=== Work instruction ===
Repeat each entry as written, dropping any picture you find.

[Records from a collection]
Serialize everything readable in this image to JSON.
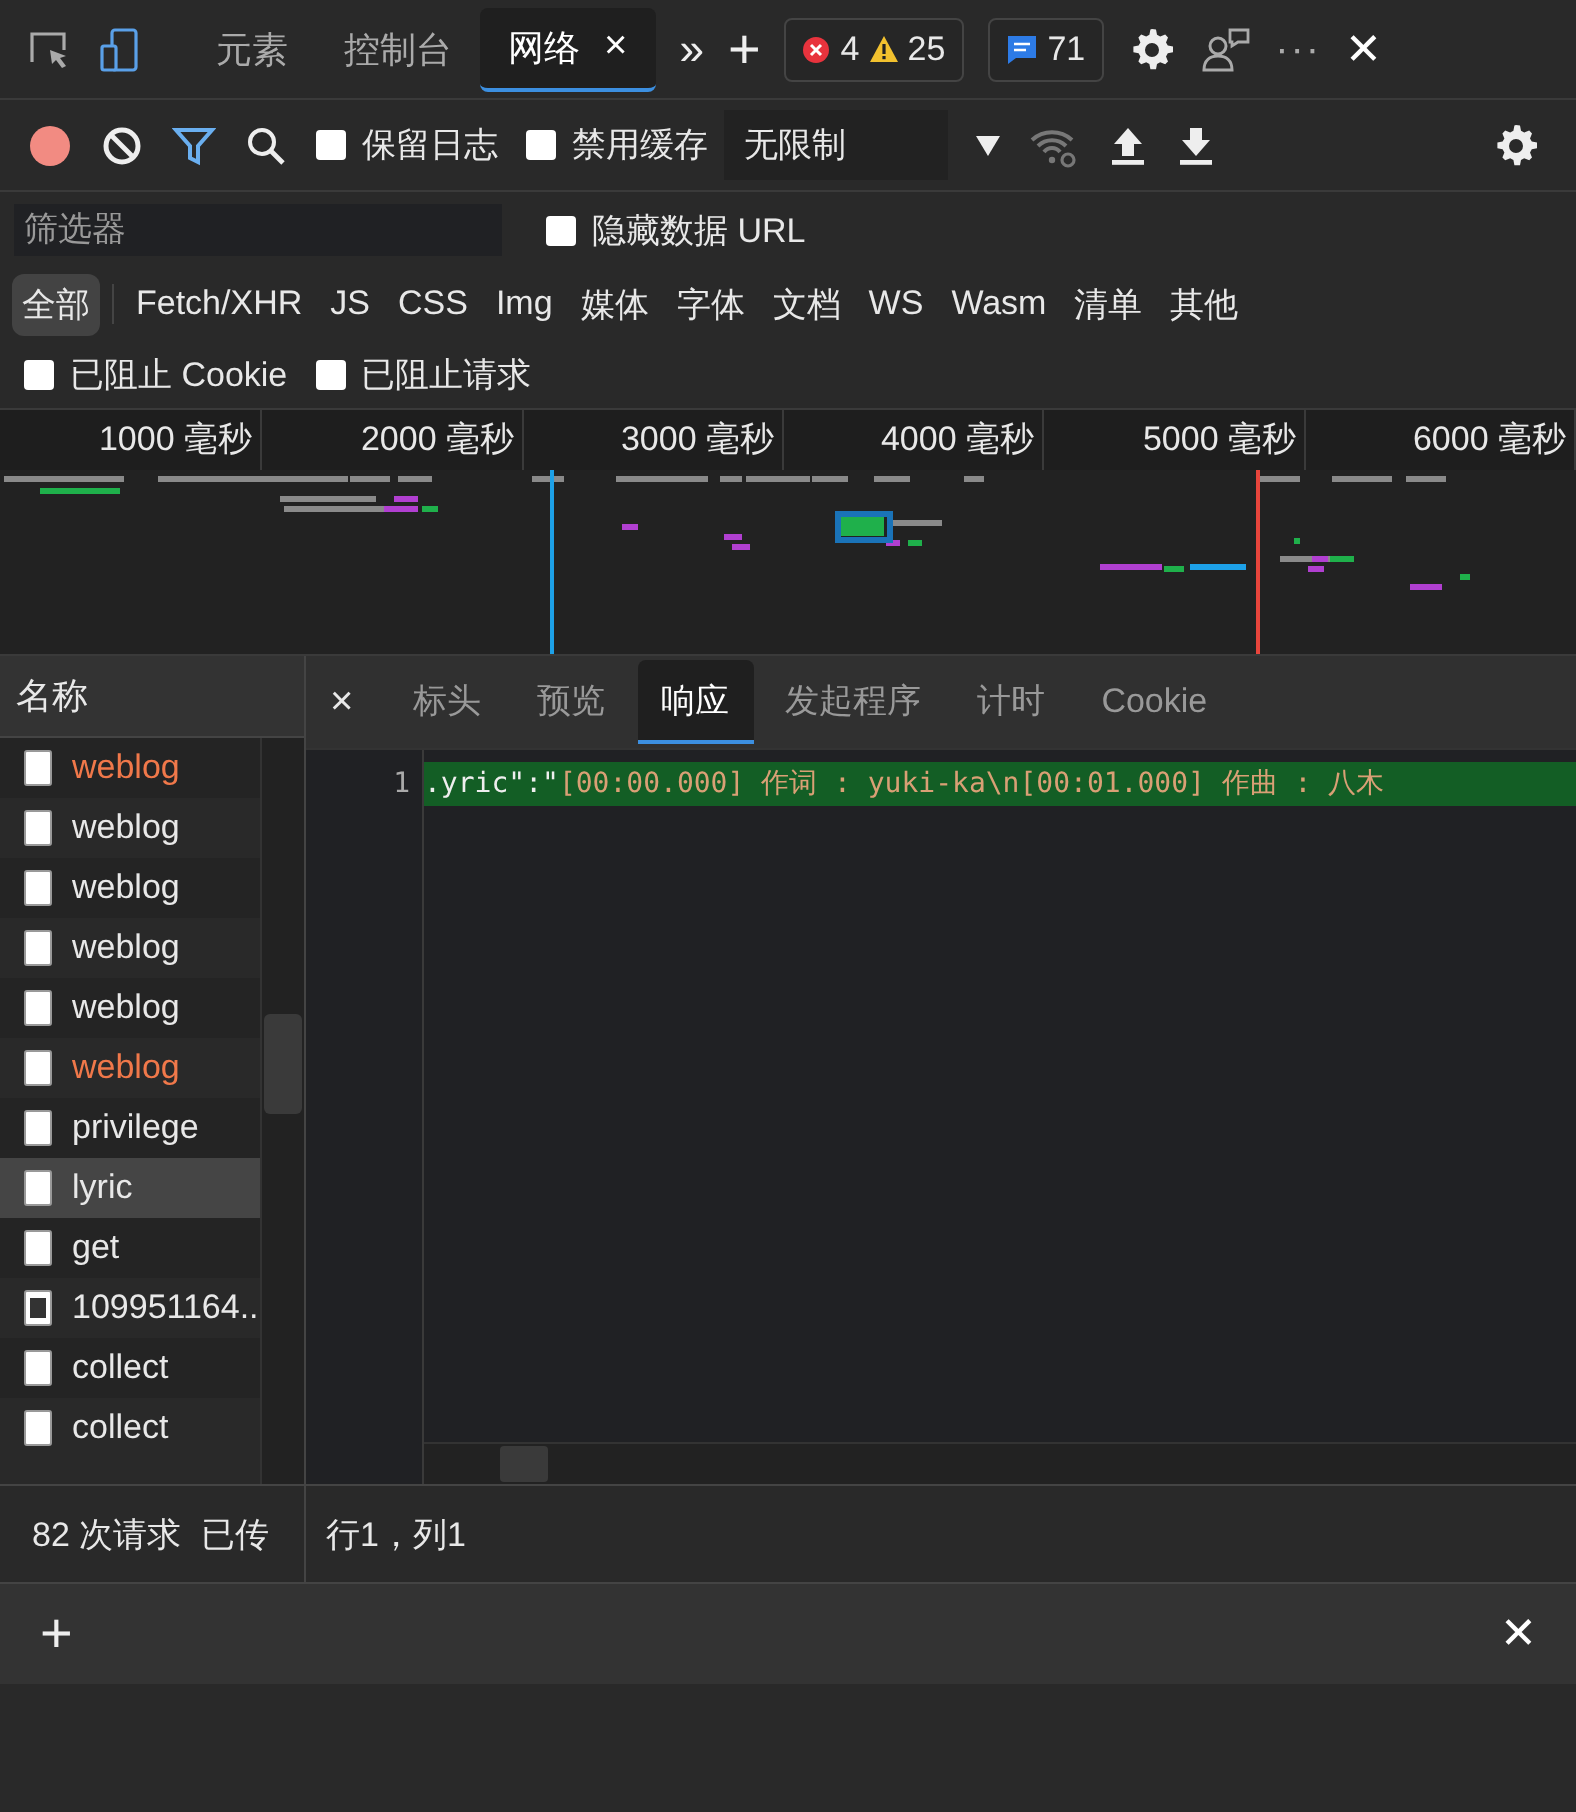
{
  "top_bar": {
    "tabs": [
      {
        "label": "元素",
        "selected": false,
        "closable": false
      },
      {
        "label": "控制台",
        "selected": false,
        "closable": false
      },
      {
        "label": "网络",
        "selected": true,
        "closable": true
      }
    ],
    "tab_close": "×",
    "more_tabs": "»",
    "add_tab": "+",
    "errors": "4",
    "warnings": "25",
    "messages": "71",
    "more_menu": "···",
    "close": "✕"
  },
  "toolbar": {
    "checkboxes": [
      {
        "label": "保留日志",
        "checked": false
      },
      {
        "label": "禁用缓存",
        "checked": false
      }
    ],
    "throttling": "无限制"
  },
  "filter": {
    "placeholder": "筛选器",
    "hide_data_urls": {
      "label": "隐藏数据 URL",
      "checked": false
    }
  },
  "type_filters": [
    {
      "label": "全部",
      "selected": true
    },
    {
      "label": "Fetch/XHR",
      "selected": false
    },
    {
      "label": "JS",
      "selected": false
    },
    {
      "label": "CSS",
      "selected": false
    },
    {
      "label": "Img",
      "selected": false
    },
    {
      "label": "媒体",
      "selected": false
    },
    {
      "label": "字体",
      "selected": false
    },
    {
      "label": "文档",
      "selected": false
    },
    {
      "label": "WS",
      "selected": false
    },
    {
      "label": "Wasm",
      "selected": false
    },
    {
      "label": "清单",
      "selected": false
    },
    {
      "label": "其他",
      "selected": false
    }
  ],
  "blocked_filters": [
    {
      "label": "已阻止 Cookie",
      "checked": false
    },
    {
      "label": "已阻止请求",
      "checked": false
    }
  ],
  "overview": {
    "ticks": [
      "1000 毫秒",
      "2000 毫秒",
      "3000 毫秒",
      "4000 毫秒",
      "5000 毫秒",
      "6000 毫秒"
    ]
  },
  "requests": {
    "column": "名称",
    "rows": [
      {
        "name": "weblog",
        "kind": "file",
        "failed": true,
        "selected": false
      },
      {
        "name": "weblog",
        "kind": "file",
        "failed": false,
        "selected": false
      },
      {
        "name": "weblog",
        "kind": "file",
        "failed": false,
        "selected": false
      },
      {
        "name": "weblog",
        "kind": "file",
        "failed": false,
        "selected": false
      },
      {
        "name": "weblog",
        "kind": "file",
        "failed": false,
        "selected": false
      },
      {
        "name": "weblog",
        "kind": "file",
        "failed": true,
        "selected": false
      },
      {
        "name": "privilege",
        "kind": "file",
        "failed": false,
        "selected": false
      },
      {
        "name": "lyric",
        "kind": "file",
        "failed": false,
        "selected": true
      },
      {
        "name": "get",
        "kind": "file",
        "failed": false,
        "selected": false
      },
      {
        "name": "109951164..",
        "kind": "image",
        "failed": false,
        "selected": false
      },
      {
        "name": "collect",
        "kind": "file",
        "failed": false,
        "selected": false
      },
      {
        "name": "collect",
        "kind": "file",
        "failed": false,
        "selected": false
      }
    ],
    "summary": [
      "82 次请求",
      "已传"
    ]
  },
  "detail": {
    "close": "×",
    "tabs": [
      {
        "label": "标头",
        "selected": false
      },
      {
        "label": "预览",
        "selected": false
      },
      {
        "label": "响应",
        "selected": true
      },
      {
        "label": "发起程序",
        "selected": false
      },
      {
        "label": "计时",
        "selected": false
      },
      {
        "label": "Cookie",
        "selected": false
      }
    ],
    "lines": [
      {
        "number": "1",
        "key": ".yric\":\"",
        "value": "[00:00.000] 作词 : yuki-ka\\n[00:01.000] 作曲 : 八木",
        "highlighted": true
      }
    ],
    "cursor": "行1，列1"
  },
  "drawer": {
    "add": "+",
    "close": "✕"
  }
}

=== Response below ===
Serialize everything readable in this image to JSON.
{
  "top_bar": {
    "tabs": [
      {
        "label": "元素",
        "selected": false,
        "closable": false
      },
      {
        "label": "控制台",
        "selected": false,
        "closable": false
      },
      {
        "label": "网络",
        "selected": true,
        "closable": true
      }
    ],
    "tab_close": "×",
    "more_tabs": "»",
    "add_tab": "+",
    "errors": "4",
    "warnings": "25",
    "messages": "71",
    "more_menu": "···",
    "close": "✕"
  },
  "toolbar": {
    "checkboxes": [
      {
        "label": "保留日志",
        "checked": false
      },
      {
        "label": "禁用缓存",
        "checked": false
      }
    ],
    "throttling": "无限制"
  },
  "filter": {
    "placeholder": "筛选器",
    "hide_data_urls": {
      "label": "隐藏数据 URL",
      "checked": false
    }
  },
  "type_filters": [
    {
      "label": "全部",
      "selected": true
    },
    {
      "label": "Fetch/XHR",
      "selected": false
    },
    {
      "label": "JS",
      "selected": false
    },
    {
      "label": "CSS",
      "selected": false
    },
    {
      "label": "Img",
      "selected": false
    },
    {
      "label": "媒体",
      "selected": false
    },
    {
      "label": "字体",
      "selected": false
    },
    {
      "label": "文档",
      "selected": false
    },
    {
      "label": "WS",
      "selected": false
    },
    {
      "label": "Wasm",
      "selected": false
    },
    {
      "label": "清单",
      "selected": false
    },
    {
      "label": "其他",
      "selected": false
    }
  ],
  "blocked_filters": [
    {
      "label": "已阻止 Cookie",
      "checked": false
    },
    {
      "label": "已阻止请求",
      "checked": false
    }
  ],
  "overview": {
    "ticks": [
      "1000 毫秒",
      "2000 毫秒",
      "3000 毫秒",
      "4000 毫秒",
      "5000 毫秒",
      "6000 毫秒"
    ]
  },
  "requests": {
    "column": "名称",
    "rows": [
      {
        "name": "weblog",
        "kind": "file",
        "failed": true,
        "selected": false
      },
      {
        "name": "weblog",
        "kind": "file",
        "failed": false,
        "selected": false
      },
      {
        "name": "weblog",
        "kind": "file",
        "failed": false,
        "selected": false
      },
      {
        "name": "weblog",
        "kind": "file",
        "failed": false,
        "selected": false
      },
      {
        "name": "weblog",
        "kind": "file",
        "failed": false,
        "selected": false
      },
      {
        "name": "weblog",
        "kind": "file",
        "failed": true,
        "selected": false
      },
      {
        "name": "privilege",
        "kind": "file",
        "failed": false,
        "selected": false
      },
      {
        "name": "lyric",
        "kind": "file",
        "failed": false,
        "selected": true
      },
      {
        "name": "get",
        "kind": "file",
        "failed": false,
        "selected": false
      },
      {
        "name": "109951164..",
        "kind": "image",
        "failed": false,
        "selected": false
      },
      {
        "name": "collect",
        "kind": "file",
        "failed": false,
        "selected": false
      },
      {
        "name": "collect",
        "kind": "file",
        "failed": false,
        "selected": false
      }
    ],
    "summary": [
      "82 次请求",
      "已传"
    ]
  },
  "detail": {
    "close": "×",
    "tabs": [
      {
        "label": "标头",
        "selected": false
      },
      {
        "label": "预览",
        "selected": false
      },
      {
        "label": "响应",
        "selected": true
      },
      {
        "label": "发起程序",
        "selected": false
      },
      {
        "label": "计时",
        "selected": false
      },
      {
        "label": "Cookie",
        "selected": false
      }
    ],
    "lines": [
      {
        "number": "1",
        "key": ".yric\":\"",
        "value": "[00:00.000] 作词 : yuki-ka\\n[00:01.000] 作曲 : 八木",
        "highlighted": true
      }
    ],
    "cursor": "行1，列1"
  },
  "drawer": {
    "add": "+",
    "close": "✕"
  }
}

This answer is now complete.